Anne-Marie Slaughter, is the Bert G. Kerstetter '66 University Professor of Politics and International Affairs at Princeton University. She is presently on leave, serving as Director of Policy Planning for the United States Department of State. She was Dean of the Woodrow Wilson School of Public and International Affairs at Princeton University from 2002-2009.
Slaughter came to the Wilson School from Harvard Law School where she was the J. Sinclair Armstrong Professor of International, Foreign, and Comparative Law and Director of the International Legal Studies Program. She is also the former President of the American Society of International Law, is a Fellow of the American Academy of Arts and Sciences, and has served on the board of the Council on Foreign Relations.

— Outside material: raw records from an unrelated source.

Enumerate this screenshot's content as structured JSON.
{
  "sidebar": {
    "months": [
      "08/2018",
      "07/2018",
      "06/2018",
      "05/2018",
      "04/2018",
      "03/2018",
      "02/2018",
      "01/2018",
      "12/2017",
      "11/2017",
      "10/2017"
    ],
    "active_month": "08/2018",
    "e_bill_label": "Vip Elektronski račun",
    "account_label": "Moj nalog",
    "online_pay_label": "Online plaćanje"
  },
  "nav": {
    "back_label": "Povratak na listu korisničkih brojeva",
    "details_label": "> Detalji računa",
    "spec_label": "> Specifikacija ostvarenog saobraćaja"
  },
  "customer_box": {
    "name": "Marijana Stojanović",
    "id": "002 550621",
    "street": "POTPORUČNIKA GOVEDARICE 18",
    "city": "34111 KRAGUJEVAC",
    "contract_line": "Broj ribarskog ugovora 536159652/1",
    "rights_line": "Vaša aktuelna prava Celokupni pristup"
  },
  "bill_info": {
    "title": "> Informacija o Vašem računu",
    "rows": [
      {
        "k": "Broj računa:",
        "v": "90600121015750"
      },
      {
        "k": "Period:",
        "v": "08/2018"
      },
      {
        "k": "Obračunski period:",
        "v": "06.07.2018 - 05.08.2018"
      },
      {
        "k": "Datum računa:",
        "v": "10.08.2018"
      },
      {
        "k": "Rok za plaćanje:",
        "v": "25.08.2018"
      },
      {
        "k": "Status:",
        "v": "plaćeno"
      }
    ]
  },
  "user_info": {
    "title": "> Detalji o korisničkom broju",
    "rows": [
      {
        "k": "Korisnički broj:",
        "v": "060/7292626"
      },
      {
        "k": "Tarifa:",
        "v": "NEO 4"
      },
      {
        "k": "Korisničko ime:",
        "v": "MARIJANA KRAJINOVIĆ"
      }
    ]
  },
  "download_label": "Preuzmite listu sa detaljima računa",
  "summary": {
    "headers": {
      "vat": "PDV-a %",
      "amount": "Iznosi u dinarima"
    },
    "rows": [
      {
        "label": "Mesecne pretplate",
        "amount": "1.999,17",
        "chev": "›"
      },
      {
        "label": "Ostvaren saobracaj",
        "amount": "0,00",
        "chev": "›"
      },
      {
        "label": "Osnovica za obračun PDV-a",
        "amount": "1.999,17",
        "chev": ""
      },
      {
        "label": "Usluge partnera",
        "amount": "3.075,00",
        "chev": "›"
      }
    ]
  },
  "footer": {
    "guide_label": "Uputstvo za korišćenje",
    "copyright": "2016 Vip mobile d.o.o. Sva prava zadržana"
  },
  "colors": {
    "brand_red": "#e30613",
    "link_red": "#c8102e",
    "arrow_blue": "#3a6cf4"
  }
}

Drawing from this rich interdisciplinary expertise, Slaughter has written and taught broadly on global governance, international criminal law, and American foreign policy. Her most recent book is The Idea that Is America: Keeping Faith with Our Values in a Dangerous World, published in 2007 by Basic Books. She is also the author of A New World Order, in which she identified transnational networks of government officials as an increasingly important component of global governance. Slaughter has been a frequent commentator on foreign affairs in newspapers, radio, and television. She was also the convener and academic co-chair of the Princeton Project on National Security, a multi-year research project aimed at developing a new, bipartisan national security strategy for the United States, and was a member of the National War Powers Commission.
Slaughter: So, there’s also a whole set of informal institutions that have grown up over the past 30 years really as a function of globalization itself that are networks of national government officials, [with the] Central Bankers have been talking to each other for 30, 40 years. Securities Commissioners, insurance supervisors, any trust officials, environmental officials, even judges and to some extent legislators are talking to their counterparts abroad. So, instead of some vast international bureaucracy, what you’ve got are these networks of national government officials who are talking to each other just like corporate officials are, or if you’re in a non-governmental organization, you know all your counterparts around the world. And those institutions are, they exist, they have been meeting for many years, but we’re not using them in any productive way. We’re not recognizing the existence of a global financial network and saying, now, wait a minute, let’s connect that to the IMF. Let’s connect that to the G7, G8 or the G20 and let’s have some formal institutions that are more representative of the world, but let’s hook them on to these informal institutions that can move quickly, that have access to the people on the ground and every nation in the world and let’s figure out how to use those networks so that they’re not just talking to each other, they’re actually coordinating policy and implementing new ideas.